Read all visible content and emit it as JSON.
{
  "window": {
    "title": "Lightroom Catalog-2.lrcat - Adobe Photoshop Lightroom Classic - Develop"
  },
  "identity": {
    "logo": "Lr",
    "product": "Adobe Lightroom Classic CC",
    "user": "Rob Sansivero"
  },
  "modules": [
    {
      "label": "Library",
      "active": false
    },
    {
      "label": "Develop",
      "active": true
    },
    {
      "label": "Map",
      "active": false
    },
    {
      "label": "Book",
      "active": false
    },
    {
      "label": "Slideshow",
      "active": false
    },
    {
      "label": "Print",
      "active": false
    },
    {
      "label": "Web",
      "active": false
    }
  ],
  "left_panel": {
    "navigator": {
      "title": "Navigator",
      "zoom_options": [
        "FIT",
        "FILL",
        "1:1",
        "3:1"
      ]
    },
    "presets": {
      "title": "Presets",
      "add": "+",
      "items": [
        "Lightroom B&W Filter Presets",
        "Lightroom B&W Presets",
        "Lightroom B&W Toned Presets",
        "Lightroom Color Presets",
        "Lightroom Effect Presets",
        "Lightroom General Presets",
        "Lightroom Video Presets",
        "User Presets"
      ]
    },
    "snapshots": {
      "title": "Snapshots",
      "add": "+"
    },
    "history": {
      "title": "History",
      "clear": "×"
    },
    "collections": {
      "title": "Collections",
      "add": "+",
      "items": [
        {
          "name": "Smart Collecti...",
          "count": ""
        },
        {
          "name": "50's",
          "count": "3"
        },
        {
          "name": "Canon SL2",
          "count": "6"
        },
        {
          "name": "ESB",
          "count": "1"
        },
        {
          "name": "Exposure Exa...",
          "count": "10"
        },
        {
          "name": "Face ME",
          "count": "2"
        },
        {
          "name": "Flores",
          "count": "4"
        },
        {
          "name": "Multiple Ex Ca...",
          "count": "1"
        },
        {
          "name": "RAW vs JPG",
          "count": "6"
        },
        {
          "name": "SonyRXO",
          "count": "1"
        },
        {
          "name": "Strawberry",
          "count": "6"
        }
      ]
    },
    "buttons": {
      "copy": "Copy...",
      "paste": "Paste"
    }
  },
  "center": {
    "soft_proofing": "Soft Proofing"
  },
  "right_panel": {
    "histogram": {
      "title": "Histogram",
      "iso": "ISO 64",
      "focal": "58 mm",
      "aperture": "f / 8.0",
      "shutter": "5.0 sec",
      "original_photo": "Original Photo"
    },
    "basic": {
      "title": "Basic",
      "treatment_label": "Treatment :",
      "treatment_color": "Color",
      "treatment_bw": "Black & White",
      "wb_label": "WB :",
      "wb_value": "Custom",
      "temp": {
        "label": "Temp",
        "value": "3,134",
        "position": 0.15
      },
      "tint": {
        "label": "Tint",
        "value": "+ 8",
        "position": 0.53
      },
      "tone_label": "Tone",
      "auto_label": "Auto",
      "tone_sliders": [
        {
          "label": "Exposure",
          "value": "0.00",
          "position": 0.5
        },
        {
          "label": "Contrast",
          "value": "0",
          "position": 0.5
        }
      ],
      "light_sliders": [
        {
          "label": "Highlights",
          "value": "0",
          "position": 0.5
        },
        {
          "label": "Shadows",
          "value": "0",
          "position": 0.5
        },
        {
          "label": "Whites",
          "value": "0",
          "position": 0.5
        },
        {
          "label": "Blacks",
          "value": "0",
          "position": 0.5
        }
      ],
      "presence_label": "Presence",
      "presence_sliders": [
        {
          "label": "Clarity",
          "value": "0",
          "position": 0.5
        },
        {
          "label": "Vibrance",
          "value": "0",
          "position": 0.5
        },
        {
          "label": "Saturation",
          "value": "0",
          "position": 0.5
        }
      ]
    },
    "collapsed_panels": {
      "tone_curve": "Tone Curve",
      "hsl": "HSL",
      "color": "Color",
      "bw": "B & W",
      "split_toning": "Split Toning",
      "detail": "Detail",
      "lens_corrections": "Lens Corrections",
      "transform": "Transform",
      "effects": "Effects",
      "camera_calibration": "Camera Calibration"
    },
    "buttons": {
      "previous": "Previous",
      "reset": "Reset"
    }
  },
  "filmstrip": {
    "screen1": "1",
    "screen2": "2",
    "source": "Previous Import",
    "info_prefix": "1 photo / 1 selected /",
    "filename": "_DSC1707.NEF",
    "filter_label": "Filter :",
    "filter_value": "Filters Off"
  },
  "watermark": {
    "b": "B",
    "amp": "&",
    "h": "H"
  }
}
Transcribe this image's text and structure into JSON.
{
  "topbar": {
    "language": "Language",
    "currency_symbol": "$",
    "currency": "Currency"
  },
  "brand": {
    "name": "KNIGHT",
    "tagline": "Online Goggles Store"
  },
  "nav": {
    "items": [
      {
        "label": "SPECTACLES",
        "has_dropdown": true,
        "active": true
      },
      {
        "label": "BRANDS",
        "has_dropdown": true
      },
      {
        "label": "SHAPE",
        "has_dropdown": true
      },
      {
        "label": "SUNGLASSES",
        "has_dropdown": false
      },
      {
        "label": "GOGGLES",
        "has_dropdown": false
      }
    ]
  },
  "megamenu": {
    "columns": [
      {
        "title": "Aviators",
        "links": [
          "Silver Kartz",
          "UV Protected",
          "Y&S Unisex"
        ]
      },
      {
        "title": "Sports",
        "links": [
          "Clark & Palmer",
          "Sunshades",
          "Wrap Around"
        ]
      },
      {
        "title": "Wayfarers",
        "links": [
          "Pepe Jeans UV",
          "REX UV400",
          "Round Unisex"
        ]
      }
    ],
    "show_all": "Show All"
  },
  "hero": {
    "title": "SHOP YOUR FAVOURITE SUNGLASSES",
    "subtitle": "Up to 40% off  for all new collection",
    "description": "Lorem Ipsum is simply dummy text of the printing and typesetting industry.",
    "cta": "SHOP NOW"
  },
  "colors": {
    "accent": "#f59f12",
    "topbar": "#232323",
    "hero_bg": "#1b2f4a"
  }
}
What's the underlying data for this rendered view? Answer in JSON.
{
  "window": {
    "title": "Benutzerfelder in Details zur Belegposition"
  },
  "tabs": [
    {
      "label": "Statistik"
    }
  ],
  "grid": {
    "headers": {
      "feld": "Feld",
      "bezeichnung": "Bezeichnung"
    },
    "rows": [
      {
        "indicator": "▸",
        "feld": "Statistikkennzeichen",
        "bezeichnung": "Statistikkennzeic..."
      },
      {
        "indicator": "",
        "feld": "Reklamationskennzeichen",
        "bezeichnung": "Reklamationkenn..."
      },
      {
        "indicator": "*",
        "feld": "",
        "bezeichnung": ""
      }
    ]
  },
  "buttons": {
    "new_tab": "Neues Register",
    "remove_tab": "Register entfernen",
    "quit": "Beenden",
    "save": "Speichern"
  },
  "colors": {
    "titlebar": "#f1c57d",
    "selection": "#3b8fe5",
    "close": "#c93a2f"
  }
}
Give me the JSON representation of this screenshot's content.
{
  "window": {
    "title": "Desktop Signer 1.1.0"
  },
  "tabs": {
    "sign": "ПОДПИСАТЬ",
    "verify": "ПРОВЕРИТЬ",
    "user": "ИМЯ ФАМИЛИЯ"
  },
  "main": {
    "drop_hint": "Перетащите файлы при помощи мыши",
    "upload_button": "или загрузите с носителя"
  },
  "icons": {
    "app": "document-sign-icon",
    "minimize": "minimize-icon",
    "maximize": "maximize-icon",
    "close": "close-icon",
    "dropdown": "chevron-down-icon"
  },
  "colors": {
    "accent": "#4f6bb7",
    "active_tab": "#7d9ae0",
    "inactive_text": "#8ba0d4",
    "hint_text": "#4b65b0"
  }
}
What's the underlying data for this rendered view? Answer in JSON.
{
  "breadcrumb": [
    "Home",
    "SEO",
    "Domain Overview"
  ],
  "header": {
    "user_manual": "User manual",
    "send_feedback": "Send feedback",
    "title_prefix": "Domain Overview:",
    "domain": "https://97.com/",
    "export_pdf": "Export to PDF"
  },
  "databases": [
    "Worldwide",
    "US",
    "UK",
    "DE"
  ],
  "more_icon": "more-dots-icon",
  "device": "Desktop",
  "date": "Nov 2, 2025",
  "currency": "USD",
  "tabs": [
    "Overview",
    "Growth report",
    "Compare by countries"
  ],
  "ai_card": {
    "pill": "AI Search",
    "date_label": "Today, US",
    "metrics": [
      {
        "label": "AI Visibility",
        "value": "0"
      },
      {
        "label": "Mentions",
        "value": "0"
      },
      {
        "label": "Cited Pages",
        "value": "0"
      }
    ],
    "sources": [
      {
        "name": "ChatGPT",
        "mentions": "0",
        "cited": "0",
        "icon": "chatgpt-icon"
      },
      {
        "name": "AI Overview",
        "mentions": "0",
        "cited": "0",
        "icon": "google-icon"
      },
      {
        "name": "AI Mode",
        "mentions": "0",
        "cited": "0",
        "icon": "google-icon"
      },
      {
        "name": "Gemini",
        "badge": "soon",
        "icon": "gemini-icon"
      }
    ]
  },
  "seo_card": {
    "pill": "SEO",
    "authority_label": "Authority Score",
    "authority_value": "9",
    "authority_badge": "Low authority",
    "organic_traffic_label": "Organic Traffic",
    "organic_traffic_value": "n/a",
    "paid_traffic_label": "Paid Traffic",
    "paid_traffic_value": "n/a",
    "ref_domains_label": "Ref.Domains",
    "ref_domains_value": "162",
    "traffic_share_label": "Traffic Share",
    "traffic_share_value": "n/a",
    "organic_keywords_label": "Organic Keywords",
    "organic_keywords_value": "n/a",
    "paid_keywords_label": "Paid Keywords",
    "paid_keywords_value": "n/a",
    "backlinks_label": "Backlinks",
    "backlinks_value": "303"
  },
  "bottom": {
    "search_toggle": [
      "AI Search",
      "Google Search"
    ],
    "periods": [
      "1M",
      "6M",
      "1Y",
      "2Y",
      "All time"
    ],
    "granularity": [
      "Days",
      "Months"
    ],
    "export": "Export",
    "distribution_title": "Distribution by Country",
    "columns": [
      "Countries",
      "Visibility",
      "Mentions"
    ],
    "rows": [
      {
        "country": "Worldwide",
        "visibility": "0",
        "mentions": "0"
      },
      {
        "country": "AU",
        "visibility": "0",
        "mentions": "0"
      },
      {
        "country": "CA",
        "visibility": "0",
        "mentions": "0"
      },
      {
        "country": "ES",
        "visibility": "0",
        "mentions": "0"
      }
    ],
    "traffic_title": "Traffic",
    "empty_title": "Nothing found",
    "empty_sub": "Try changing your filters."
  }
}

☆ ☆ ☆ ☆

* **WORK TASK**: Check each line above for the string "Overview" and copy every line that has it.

* **RESULT FOR THIS EXERCISE**:
    "Domain Overview"
    "title_prefix": "Domain Overview:",
    "Overview",
        "name": "AI Overview",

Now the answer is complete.